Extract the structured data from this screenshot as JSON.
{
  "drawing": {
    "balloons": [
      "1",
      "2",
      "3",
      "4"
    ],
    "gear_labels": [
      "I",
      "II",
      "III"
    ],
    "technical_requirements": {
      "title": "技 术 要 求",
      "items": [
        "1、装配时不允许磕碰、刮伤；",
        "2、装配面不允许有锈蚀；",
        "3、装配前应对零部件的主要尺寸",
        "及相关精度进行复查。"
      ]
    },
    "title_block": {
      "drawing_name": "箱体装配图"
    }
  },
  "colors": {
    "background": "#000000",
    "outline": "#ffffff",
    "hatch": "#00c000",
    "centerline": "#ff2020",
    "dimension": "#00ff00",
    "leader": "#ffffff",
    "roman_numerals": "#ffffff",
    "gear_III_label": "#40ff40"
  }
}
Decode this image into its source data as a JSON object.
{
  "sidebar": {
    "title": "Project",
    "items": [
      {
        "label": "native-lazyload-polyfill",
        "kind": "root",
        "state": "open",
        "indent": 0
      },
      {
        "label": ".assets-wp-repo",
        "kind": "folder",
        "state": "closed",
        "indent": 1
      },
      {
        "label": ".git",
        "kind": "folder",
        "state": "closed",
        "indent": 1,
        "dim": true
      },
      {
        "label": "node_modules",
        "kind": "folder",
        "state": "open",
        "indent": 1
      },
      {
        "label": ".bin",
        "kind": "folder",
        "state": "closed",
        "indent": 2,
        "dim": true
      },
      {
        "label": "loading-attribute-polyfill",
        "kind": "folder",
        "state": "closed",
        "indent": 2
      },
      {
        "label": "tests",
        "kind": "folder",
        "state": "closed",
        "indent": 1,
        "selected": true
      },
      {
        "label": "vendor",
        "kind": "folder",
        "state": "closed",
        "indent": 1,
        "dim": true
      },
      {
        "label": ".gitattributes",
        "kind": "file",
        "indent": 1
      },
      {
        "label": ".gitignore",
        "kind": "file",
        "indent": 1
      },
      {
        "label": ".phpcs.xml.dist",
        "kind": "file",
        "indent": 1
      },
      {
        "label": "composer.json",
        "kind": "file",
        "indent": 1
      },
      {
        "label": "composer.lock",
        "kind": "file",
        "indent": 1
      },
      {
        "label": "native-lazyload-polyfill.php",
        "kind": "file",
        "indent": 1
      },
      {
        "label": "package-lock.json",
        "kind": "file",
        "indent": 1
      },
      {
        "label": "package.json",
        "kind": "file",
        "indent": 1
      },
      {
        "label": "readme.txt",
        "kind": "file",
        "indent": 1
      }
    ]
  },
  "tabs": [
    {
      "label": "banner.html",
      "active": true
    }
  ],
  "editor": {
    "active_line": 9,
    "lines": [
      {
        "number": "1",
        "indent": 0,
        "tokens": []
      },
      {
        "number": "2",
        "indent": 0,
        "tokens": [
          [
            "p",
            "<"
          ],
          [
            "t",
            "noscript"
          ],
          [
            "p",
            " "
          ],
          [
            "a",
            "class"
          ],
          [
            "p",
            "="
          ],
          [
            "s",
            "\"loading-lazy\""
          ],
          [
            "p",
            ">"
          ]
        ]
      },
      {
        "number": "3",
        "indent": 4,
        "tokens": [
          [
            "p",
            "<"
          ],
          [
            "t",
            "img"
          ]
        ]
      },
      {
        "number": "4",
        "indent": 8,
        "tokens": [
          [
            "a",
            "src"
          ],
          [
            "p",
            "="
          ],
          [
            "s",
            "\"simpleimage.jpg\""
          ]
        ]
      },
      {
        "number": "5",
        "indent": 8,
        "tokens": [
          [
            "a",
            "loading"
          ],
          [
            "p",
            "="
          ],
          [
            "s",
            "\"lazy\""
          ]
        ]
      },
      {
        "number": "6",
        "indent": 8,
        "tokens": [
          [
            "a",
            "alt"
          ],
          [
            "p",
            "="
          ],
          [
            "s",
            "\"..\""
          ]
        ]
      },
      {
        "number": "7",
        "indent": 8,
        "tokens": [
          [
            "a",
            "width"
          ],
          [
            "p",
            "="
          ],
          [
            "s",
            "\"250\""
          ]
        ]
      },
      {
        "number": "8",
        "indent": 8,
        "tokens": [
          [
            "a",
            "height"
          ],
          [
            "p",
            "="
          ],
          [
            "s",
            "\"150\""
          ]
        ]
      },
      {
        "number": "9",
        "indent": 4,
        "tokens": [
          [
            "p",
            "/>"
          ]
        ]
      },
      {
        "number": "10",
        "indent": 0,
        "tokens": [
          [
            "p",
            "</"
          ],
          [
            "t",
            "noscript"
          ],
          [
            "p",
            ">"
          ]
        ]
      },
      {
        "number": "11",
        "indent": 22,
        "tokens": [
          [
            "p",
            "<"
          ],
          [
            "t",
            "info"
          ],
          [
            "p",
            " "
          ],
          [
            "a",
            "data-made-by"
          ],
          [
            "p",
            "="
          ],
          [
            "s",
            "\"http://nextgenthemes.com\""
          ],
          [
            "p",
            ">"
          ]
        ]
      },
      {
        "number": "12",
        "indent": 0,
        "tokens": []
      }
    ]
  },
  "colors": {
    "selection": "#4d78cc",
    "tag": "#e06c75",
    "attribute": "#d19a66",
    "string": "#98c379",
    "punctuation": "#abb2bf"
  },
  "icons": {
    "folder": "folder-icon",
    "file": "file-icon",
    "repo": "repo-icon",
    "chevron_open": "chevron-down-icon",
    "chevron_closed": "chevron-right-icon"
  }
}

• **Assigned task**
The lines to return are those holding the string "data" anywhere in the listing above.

• **Expected answer**
Extract the structured data from this screenshot as JSON.
Decode this image into its source data as a JSON object.
            "data-made-by"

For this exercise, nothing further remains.